* [WORK ORDER]
Search the records below for "java"; copy each line that has it.

* [Extracted data entries]
------------------------------------------------------------------------
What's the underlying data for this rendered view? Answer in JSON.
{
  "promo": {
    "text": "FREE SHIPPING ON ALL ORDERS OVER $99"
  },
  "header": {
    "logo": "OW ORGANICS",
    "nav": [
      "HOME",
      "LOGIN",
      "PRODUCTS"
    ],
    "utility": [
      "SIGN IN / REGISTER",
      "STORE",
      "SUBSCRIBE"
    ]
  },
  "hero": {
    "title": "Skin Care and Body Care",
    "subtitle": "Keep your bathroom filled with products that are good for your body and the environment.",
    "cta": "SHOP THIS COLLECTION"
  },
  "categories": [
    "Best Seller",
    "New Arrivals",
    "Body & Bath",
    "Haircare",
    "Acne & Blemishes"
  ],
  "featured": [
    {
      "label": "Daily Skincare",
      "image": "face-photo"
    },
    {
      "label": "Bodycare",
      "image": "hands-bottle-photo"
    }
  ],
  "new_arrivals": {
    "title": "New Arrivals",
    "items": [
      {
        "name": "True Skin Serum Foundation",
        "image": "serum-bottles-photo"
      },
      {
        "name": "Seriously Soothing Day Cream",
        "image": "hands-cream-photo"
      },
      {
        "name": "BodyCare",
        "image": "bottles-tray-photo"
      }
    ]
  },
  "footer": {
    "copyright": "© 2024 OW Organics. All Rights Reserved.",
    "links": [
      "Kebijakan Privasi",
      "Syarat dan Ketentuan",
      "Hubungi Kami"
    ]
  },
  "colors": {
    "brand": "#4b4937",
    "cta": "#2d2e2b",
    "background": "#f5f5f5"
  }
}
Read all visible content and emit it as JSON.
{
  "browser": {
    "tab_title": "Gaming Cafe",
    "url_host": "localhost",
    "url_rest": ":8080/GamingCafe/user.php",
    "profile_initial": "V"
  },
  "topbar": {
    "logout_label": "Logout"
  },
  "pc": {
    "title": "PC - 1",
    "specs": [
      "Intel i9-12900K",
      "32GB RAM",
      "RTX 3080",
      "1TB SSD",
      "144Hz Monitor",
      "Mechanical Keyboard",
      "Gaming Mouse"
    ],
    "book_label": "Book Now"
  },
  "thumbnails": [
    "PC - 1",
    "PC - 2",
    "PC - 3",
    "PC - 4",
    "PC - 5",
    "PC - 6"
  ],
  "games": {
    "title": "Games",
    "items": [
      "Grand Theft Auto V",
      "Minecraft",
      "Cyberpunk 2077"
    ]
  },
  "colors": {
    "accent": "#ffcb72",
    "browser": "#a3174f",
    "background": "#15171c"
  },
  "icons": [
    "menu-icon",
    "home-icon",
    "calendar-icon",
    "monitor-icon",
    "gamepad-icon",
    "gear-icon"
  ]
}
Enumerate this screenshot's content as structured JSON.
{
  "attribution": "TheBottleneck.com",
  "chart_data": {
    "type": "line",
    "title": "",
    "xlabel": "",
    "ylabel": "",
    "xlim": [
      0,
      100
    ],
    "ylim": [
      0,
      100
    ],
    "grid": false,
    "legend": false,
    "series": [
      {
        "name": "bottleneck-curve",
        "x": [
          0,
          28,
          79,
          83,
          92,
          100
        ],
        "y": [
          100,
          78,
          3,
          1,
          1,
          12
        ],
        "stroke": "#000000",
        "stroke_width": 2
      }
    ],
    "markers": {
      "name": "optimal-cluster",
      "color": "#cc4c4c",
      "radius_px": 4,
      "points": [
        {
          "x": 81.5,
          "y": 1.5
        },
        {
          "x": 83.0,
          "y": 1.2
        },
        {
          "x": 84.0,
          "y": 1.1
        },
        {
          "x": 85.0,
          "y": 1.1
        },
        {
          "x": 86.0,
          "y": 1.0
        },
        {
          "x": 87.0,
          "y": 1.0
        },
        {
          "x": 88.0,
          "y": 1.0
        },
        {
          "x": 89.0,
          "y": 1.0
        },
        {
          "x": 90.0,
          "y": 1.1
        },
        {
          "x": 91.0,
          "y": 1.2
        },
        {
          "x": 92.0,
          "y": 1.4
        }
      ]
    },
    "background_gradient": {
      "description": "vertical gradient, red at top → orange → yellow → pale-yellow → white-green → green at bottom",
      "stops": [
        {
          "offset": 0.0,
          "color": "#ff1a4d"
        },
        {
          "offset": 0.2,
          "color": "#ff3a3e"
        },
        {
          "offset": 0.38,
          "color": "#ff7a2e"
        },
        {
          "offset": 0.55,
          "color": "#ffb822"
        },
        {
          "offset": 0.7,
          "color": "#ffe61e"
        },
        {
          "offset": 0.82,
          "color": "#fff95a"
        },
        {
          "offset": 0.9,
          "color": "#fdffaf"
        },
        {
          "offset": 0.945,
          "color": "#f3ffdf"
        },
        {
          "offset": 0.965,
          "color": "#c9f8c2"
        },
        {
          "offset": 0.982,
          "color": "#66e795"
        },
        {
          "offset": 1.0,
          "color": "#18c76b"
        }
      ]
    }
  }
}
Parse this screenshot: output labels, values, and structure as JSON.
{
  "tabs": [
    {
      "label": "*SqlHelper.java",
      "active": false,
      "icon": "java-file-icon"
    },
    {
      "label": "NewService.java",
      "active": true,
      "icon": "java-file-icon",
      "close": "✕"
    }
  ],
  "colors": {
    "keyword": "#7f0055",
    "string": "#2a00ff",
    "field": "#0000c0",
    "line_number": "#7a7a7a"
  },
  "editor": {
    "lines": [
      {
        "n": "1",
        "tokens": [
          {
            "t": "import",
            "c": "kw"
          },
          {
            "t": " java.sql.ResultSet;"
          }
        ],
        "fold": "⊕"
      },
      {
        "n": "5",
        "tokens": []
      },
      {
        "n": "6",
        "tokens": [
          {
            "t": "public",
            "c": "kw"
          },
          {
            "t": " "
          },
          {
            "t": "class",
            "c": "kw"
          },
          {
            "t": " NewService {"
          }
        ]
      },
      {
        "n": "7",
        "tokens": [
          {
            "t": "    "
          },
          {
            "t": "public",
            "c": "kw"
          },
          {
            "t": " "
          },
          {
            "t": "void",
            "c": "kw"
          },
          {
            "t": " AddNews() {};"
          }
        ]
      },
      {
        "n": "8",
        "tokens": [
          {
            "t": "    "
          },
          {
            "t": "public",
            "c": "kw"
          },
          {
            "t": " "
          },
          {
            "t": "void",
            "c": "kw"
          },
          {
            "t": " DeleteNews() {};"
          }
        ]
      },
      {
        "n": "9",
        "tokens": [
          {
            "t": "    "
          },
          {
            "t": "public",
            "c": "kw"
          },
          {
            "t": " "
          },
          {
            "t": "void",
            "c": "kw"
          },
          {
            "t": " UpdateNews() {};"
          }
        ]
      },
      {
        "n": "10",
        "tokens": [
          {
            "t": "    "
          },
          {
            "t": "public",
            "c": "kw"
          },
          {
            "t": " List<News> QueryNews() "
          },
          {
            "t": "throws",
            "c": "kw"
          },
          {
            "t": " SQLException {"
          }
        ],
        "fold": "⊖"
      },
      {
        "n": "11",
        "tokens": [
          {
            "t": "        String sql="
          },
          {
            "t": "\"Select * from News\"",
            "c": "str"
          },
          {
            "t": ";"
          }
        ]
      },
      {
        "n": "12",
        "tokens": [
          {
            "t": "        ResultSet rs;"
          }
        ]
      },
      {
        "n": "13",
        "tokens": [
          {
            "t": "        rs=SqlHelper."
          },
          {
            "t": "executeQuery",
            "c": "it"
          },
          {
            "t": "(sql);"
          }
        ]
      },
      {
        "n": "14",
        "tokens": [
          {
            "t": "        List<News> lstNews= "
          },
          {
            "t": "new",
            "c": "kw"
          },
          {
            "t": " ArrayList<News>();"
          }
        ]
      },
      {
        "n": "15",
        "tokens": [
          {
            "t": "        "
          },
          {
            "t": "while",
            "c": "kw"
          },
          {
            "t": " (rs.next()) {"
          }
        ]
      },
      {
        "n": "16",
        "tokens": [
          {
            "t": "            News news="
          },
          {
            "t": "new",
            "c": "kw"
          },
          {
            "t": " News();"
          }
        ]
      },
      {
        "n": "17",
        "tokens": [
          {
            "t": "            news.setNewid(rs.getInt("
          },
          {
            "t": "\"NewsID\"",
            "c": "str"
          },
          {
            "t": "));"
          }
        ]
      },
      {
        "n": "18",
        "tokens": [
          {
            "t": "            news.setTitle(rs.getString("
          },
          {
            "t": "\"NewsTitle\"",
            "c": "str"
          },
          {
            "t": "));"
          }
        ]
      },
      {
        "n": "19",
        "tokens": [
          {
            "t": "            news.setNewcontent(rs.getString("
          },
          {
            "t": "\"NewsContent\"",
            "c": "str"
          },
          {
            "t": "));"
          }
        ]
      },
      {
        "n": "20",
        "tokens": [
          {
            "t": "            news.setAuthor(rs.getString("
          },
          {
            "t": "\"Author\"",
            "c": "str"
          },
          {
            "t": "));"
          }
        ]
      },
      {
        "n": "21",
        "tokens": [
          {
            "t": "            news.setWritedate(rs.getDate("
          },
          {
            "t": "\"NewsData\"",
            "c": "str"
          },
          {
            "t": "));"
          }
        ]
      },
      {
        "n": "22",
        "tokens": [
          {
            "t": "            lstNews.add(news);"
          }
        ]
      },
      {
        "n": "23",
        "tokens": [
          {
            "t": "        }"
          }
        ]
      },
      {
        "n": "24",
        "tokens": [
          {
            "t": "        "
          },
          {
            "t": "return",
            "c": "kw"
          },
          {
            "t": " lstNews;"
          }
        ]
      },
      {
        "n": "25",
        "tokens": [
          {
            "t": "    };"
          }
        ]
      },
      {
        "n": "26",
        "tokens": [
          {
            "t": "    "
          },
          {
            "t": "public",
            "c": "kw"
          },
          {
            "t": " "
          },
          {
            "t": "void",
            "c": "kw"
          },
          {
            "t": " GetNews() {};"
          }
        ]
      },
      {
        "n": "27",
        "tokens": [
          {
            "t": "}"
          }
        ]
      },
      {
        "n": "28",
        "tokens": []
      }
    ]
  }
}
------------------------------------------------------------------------
* [EXERCISE RESULT]
      "label": "*SqlHelper.java",
      "icon": "java-file-icon"
      "label": "NewService.java",
      "icon": "java-file-icon",
            "t": " java.sql.ResultSet;"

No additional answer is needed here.